[Material shown — start]

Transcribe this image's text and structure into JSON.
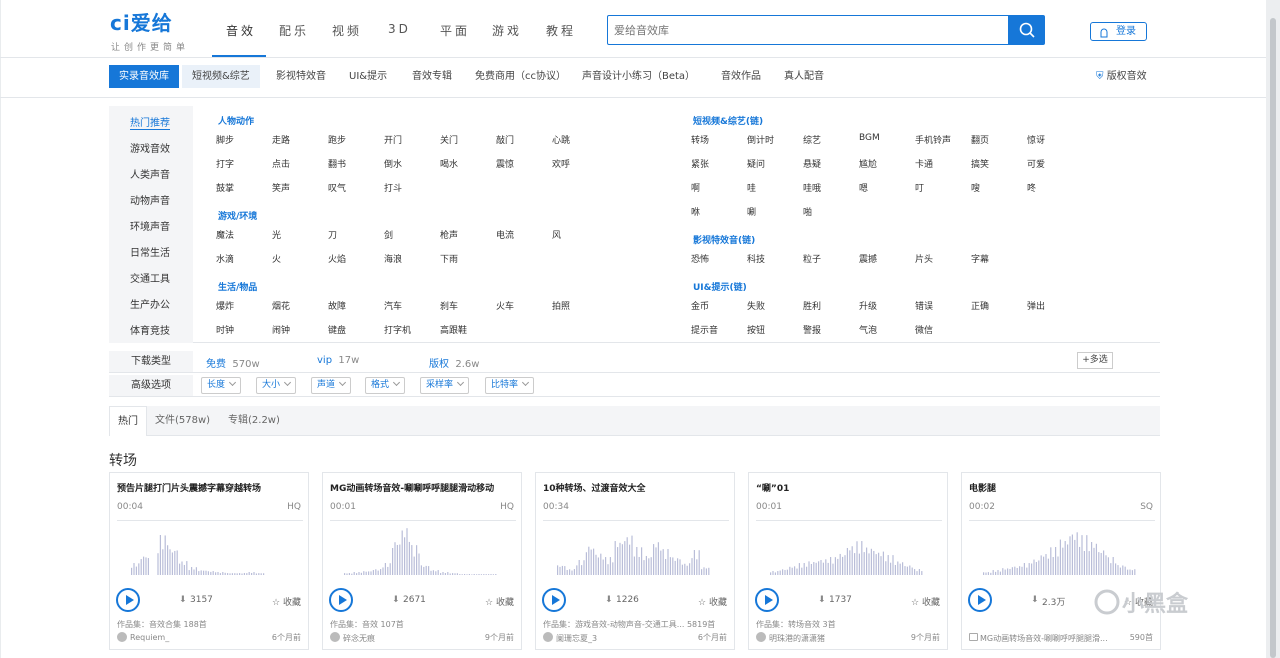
{
  "header": {
    "logo": "ci爱给",
    "slogan": "让创作更简单",
    "nav": [
      "音效",
      "配乐",
      "视频",
      "3D",
      "平面",
      "游戏",
      "教程"
    ],
    "search_placeholder": "爱给音效库",
    "login": "登录"
  },
  "subnav": {
    "tabs": [
      "实录音效库",
      "短视频&综艺",
      "影视特效音",
      "UI&提示",
      "音效专辑",
      "免费商用（cc协议）",
      "声音设计小练习（Beta）",
      "音效作品",
      "真人配音"
    ],
    "copyright": "版权音效"
  },
  "categories": {
    "side": [
      "热门推荐",
      "游戏音效",
      "人类声音",
      "动物声音",
      "环境声音",
      "日常生活",
      "交通工具",
      "生产办公",
      "体育竞技"
    ],
    "groups": [
      {
        "title": "人物动作",
        "rows": [
          [
            "脚步",
            "走路",
            "跑步",
            "开门",
            "关门",
            "敲门",
            "心跳"
          ],
          [
            "打字",
            "点击",
            "翻书",
            "倒水",
            "喝水",
            "震惊",
            "欢呼"
          ],
          [
            "鼓掌",
            "笑声",
            "叹气",
            "打斗"
          ]
        ]
      },
      {
        "title": "游戏/环境",
        "rows": [
          [
            "魔法",
            "光",
            "刀",
            "剑",
            "枪声",
            "电流",
            "风"
          ],
          [
            "水滴",
            "火",
            "火焰",
            "海浪",
            "下雨"
          ]
        ]
      },
      {
        "title": "生活/物品",
        "rows": [
          [
            "爆炸",
            "烟花",
            "故障",
            "汽车",
            "刹车",
            "火车",
            "拍照"
          ],
          [
            "时钟",
            "闹钟",
            "键盘",
            "打字机",
            "高跟鞋"
          ]
        ]
      },
      {
        "title": "短视频&综艺(链)",
        "rows": [
          [
            "转场",
            "倒计时",
            "综艺",
            "BGM",
            "手机铃声",
            "翻页",
            "惊讶"
          ],
          [
            "紧张",
            "疑问",
            "悬疑",
            "尴尬",
            "卡通",
            "搞笑",
            "可爱"
          ],
          [
            "啊",
            "哇",
            "哇哦",
            "嗯",
            "叮",
            "嗖",
            "咚"
          ],
          [
            "咻",
            "唰",
            "啪"
          ]
        ]
      },
      {
        "title": "影视特效音(链)",
        "rows": [
          [
            "恐怖",
            "科技",
            "粒子",
            "震撼",
            "片头",
            "字幕"
          ]
        ]
      },
      {
        "title": "UI&提示(链)",
        "rows": [
          [
            "金币",
            "失败",
            "胜利",
            "升级",
            "错误",
            "正确",
            "弹出"
          ],
          [
            "提示音",
            "按钮",
            "警报",
            "气泡",
            "微信"
          ]
        ]
      }
    ]
  },
  "filters": {
    "download_label": "下载类型",
    "options": [
      {
        "name": "免费",
        "count": "570w"
      },
      {
        "name": "vip",
        "count": "17w"
      },
      {
        "name": "版权",
        "count": "2.6w"
      }
    ],
    "multi": "+多选",
    "advanced_label": "高级选项",
    "dropdowns": [
      "长度",
      "大小",
      "声道",
      "格式",
      "采样率",
      "比特率"
    ]
  },
  "result_tabs": [
    "热门",
    "文件(578w)",
    "专辑(2.2w)"
  ],
  "section_title": "转场",
  "cards": [
    {
      "title": "预告片腿打门片头震撼字幕穿越转场",
      "dur": "00:04",
      "q": "HQ",
      "dl": "3157",
      "fav": "收藏",
      "coll": "作品集：音效合集 188首",
      "author": "Requiem_",
      "time": "6个月前"
    },
    {
      "title": "MG动画转场音效-唰唰呼呼腿腿滑动移动",
      "dur": "00:01",
      "q": "HQ",
      "dl": "2671",
      "fav": "收藏",
      "coll": "作品集：音效 107首",
      "author": "碎念无痕",
      "time": "9个月前"
    },
    {
      "title": "10种转场、过渡音效大全",
      "dur": "00:34",
      "q": "",
      "dl": "1226",
      "fav": "收藏",
      "coll": "作品集：游戏音效-动物声音-交通工具...  5819首",
      "author": "阑珊忘夏_3",
      "time": "6个月前"
    },
    {
      "title": "“唰”01",
      "dur": "00:01",
      "q": "",
      "dl": "1737",
      "fav": "收藏",
      "coll": "作品集：转场音效 3首",
      "author": "明珠港的潇潇猪",
      "time": "9个月前"
    },
    {
      "title": "电影腿",
      "dur": "00:02",
      "q": "SQ",
      "dl": "2.3万",
      "fav": "收藏",
      "coll": "",
      "author": "MG动画转场音效-唰唰呼呼腿腿滑...",
      "time": "590首"
    }
  ],
  "watermark": "小黑盒"
}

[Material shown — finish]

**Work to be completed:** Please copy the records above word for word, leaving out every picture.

**Written reply:**
Transcribe this image's text and structure into JSON.
{
  "header": {
    "logo": "ci爱给",
    "slogan": "让创作更简单",
    "nav": [
      "音效",
      "配乐",
      "视频",
      "3D",
      "平面",
      "游戏",
      "教程"
    ],
    "search_placeholder": "爱给音效库",
    "login": "登录"
  },
  "subnav": {
    "tabs": [
      "实录音效库",
      "短视频&综艺",
      "影视特效音",
      "UI&提示",
      "音效专辑",
      "免费商用（cc协议）",
      "声音设计小练习（Beta）",
      "音效作品",
      "真人配音"
    ],
    "copyright": "版权音效"
  },
  "categories": {
    "side": [
      "热门推荐",
      "游戏音效",
      "人类声音",
      "动物声音",
      "环境声音",
      "日常生活",
      "交通工具",
      "生产办公",
      "体育竞技"
    ],
    "groups": [
      {
        "title": "人物动作",
        "rows": [
          [
            "脚步",
            "走路",
            "跑步",
            "开门",
            "关门",
            "敲门",
            "心跳"
          ],
          [
            "打字",
            "点击",
            "翻书",
            "倒水",
            "喝水",
            "震惊",
            "欢呼"
          ],
          [
            "鼓掌",
            "笑声",
            "叹气",
            "打斗"
          ]
        ]
      },
      {
        "title": "游戏/环境",
        "rows": [
          [
            "魔法",
            "光",
            "刀",
            "剑",
            "枪声",
            "电流",
            "风"
          ],
          [
            "水滴",
            "火",
            "火焰",
            "海浪",
            "下雨"
          ]
        ]
      },
      {
        "title": "生活/物品",
        "rows": [
          [
            "爆炸",
            "烟花",
            "故障",
            "汽车",
            "刹车",
            "火车",
            "拍照"
          ],
          [
            "时钟",
            "闹钟",
            "键盘",
            "打字机",
            "高跟鞋"
          ]
        ]
      },
      {
        "title": "短视频&综艺(链)",
        "rows": [
          [
            "转场",
            "倒计时",
            "综艺",
            "BGM",
            "手机铃声",
            "翻页",
            "惊讶"
          ],
          [
            "紧张",
            "疑问",
            "悬疑",
            "尴尬",
            "卡通",
            "搞笑",
            "可爱"
          ],
          [
            "啊",
            "哇",
            "哇哦",
            "嗯",
            "叮",
            "嗖",
            "咚"
          ],
          [
            "咻",
            "唰",
            "啪"
          ]
        ]
      },
      {
        "title": "影视特效音(链)",
        "rows": [
          [
            "恐怖",
            "科技",
            "粒子",
            "震撼",
            "片头",
            "字幕"
          ]
        ]
      },
      {
        "title": "UI&提示(链)",
        "rows": [
          [
            "金币",
            "失败",
            "胜利",
            "升级",
            "错误",
            "正确",
            "弹出"
          ],
          [
            "提示音",
            "按钮",
            "警报",
            "气泡",
            "微信"
          ]
        ]
      }
    ]
  },
  "filters": {
    "download_label": "下载类型",
    "options": [
      {
        "name": "免费",
        "count": "570w"
      },
      {
        "name": "vip",
        "count": "17w"
      },
      {
        "name": "版权",
        "count": "2.6w"
      }
    ],
    "multi": "+多选",
    "advanced_label": "高级选项",
    "dropdowns": [
      "长度",
      "大小",
      "声道",
      "格式",
      "采样率",
      "比特率"
    ]
  },
  "result_tabs": [
    "热门",
    "文件(578w)",
    "专辑(2.2w)"
  ],
  "section_title": "转场",
  "cards": [
    {
      "title": "预告片腿打门片头震撼字幕穿越转场",
      "dur": "00:04",
      "q": "HQ",
      "dl": "3157",
      "fav": "收藏",
      "coll": "作品集：音效合集 188首",
      "author": "Requiem_",
      "time": "6个月前"
    },
    {
      "title": "MG动画转场音效-唰唰呼呼腿腿滑动移动",
      "dur": "00:01",
      "q": "HQ",
      "dl": "2671",
      "fav": "收藏",
      "coll": "作品集：音效 107首",
      "author": "碎念无痕",
      "time": "9个月前"
    },
    {
      "title": "10种转场、过渡音效大全",
      "dur": "00:34",
      "q": "",
      "dl": "1226",
      "fav": "收藏",
      "coll": "作品集：游戏音效-动物声音-交通工具...  5819首",
      "author": "阑珊忘夏_3",
      "time": "6个月前"
    },
    {
      "title": "“唰”01",
      "dur": "00:01",
      "q": "",
      "dl": "1737",
      "fav": "收藏",
      "coll": "作品集：转场音效 3首",
      "author": "明珠港的潇潇猪",
      "time": "9个月前"
    },
    {
      "title": "电影腿",
      "dur": "00:02",
      "q": "SQ",
      "dl": "2.3万",
      "fav": "收藏",
      "coll": "",
      "author": "MG动画转场音效-唰唰呼呼腿腿滑...",
      "time": "590首"
    }
  ],
  "watermark": "小黑盒"
}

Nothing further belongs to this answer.